→ Required work: Your reply should consist of the entries, copied exactly and stripped of images.

→ Data records:
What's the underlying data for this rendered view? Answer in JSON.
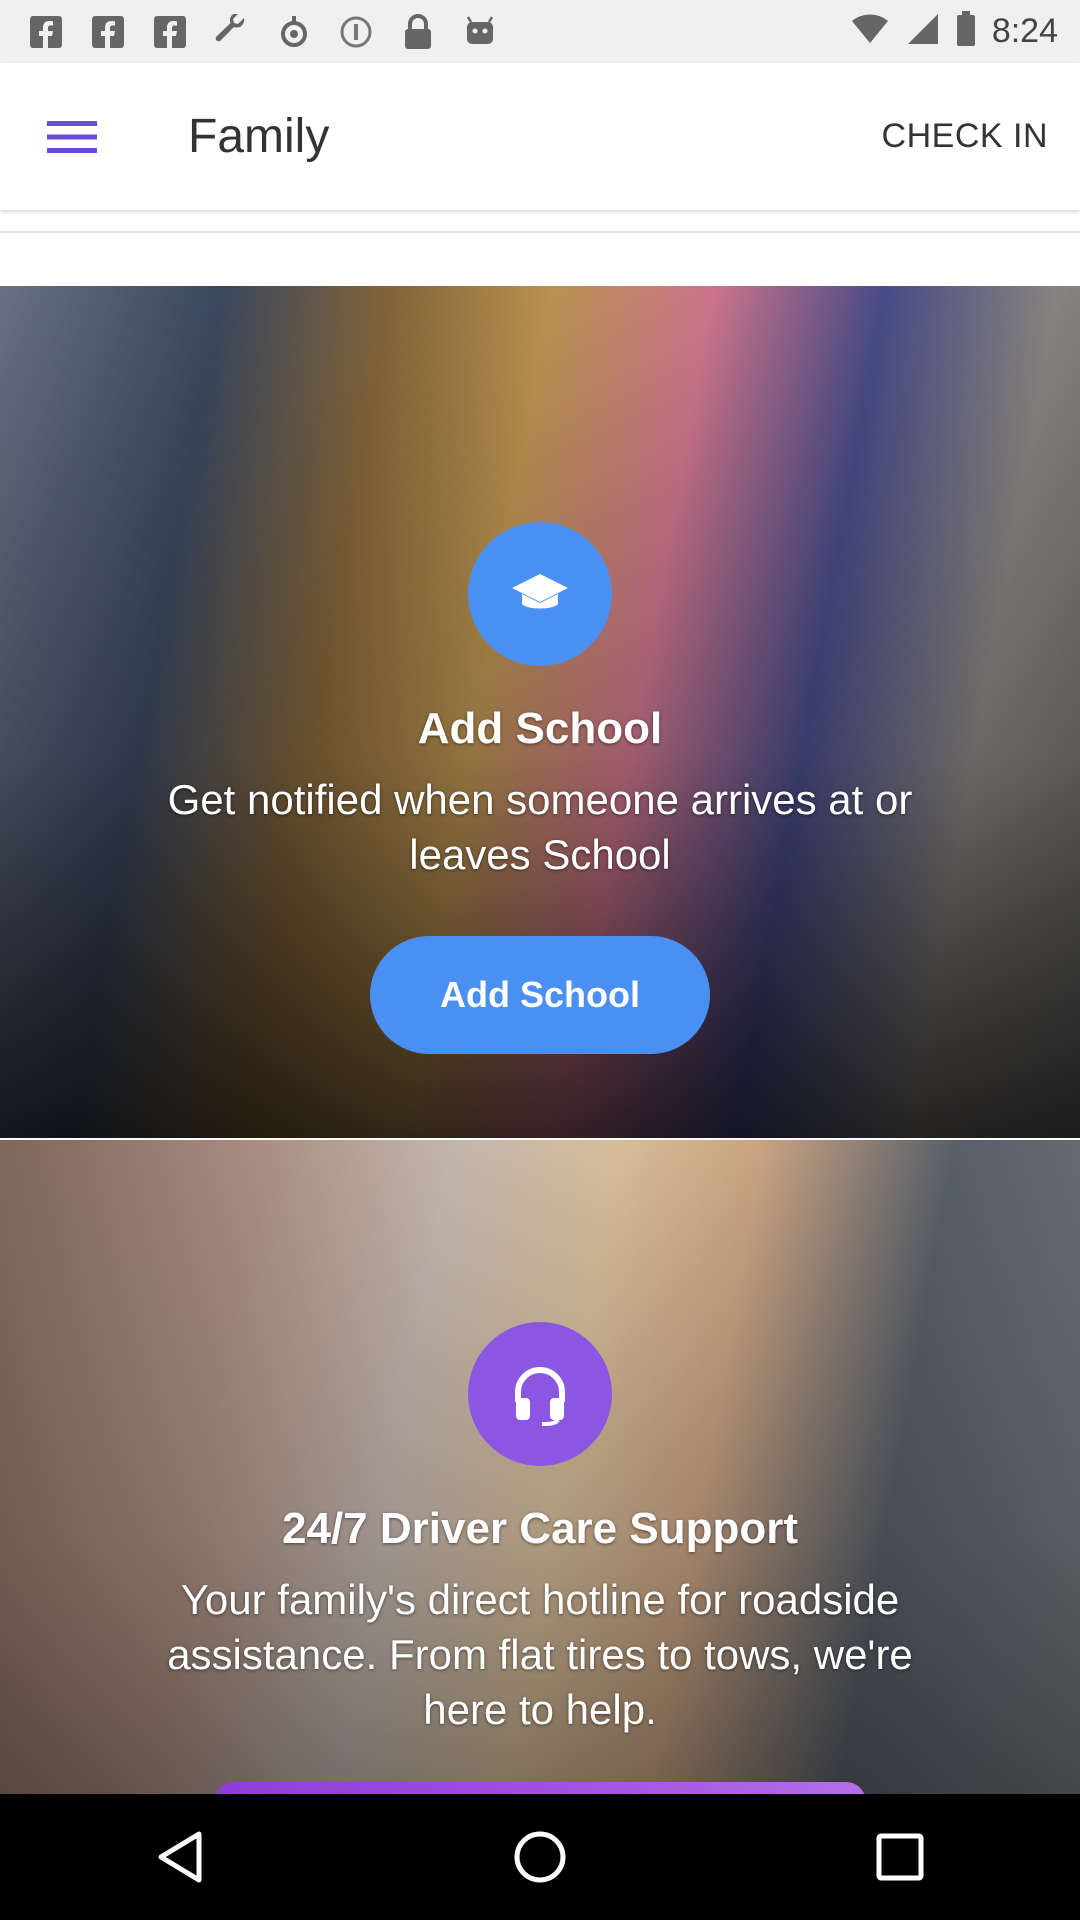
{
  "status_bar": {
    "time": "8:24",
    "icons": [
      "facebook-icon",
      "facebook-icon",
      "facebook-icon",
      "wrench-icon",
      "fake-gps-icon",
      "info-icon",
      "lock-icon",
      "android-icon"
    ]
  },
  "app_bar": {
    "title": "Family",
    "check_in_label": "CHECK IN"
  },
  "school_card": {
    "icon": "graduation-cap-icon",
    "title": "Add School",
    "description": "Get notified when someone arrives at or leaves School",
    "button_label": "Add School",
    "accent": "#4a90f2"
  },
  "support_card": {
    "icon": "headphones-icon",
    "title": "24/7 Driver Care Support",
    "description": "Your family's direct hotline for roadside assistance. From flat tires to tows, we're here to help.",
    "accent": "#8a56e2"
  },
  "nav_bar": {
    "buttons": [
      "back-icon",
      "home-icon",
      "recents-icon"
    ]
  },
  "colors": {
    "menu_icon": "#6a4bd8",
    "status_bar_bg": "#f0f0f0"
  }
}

→ Solution:
What's the underlying data for this rendered view? Answer in JSON.
{
  "status_bar": {
    "time": "8:24",
    "icons": [
      "facebook-icon",
      "facebook-icon",
      "facebook-icon",
      "wrench-icon",
      "fake-gps-icon",
      "info-icon",
      "lock-icon",
      "android-icon"
    ]
  },
  "app_bar": {
    "title": "Family",
    "check_in_label": "CHECK IN"
  },
  "school_card": {
    "icon": "graduation-cap-icon",
    "title": "Add School",
    "description": "Get notified when someone arrives at or leaves School",
    "button_label": "Add School",
    "accent": "#4a90f2"
  },
  "support_card": {
    "icon": "headphones-icon",
    "title": "24/7 Driver Care Support",
    "description": "Your family's direct hotline for roadside assistance. From flat tires to tows, we're here to help.",
    "accent": "#8a56e2"
  },
  "nav_bar": {
    "buttons": [
      "back-icon",
      "home-icon",
      "recents-icon"
    ]
  },
  "colors": {
    "menu_icon": "#6a4bd8",
    "status_bar_bg": "#f0f0f0"
  }
}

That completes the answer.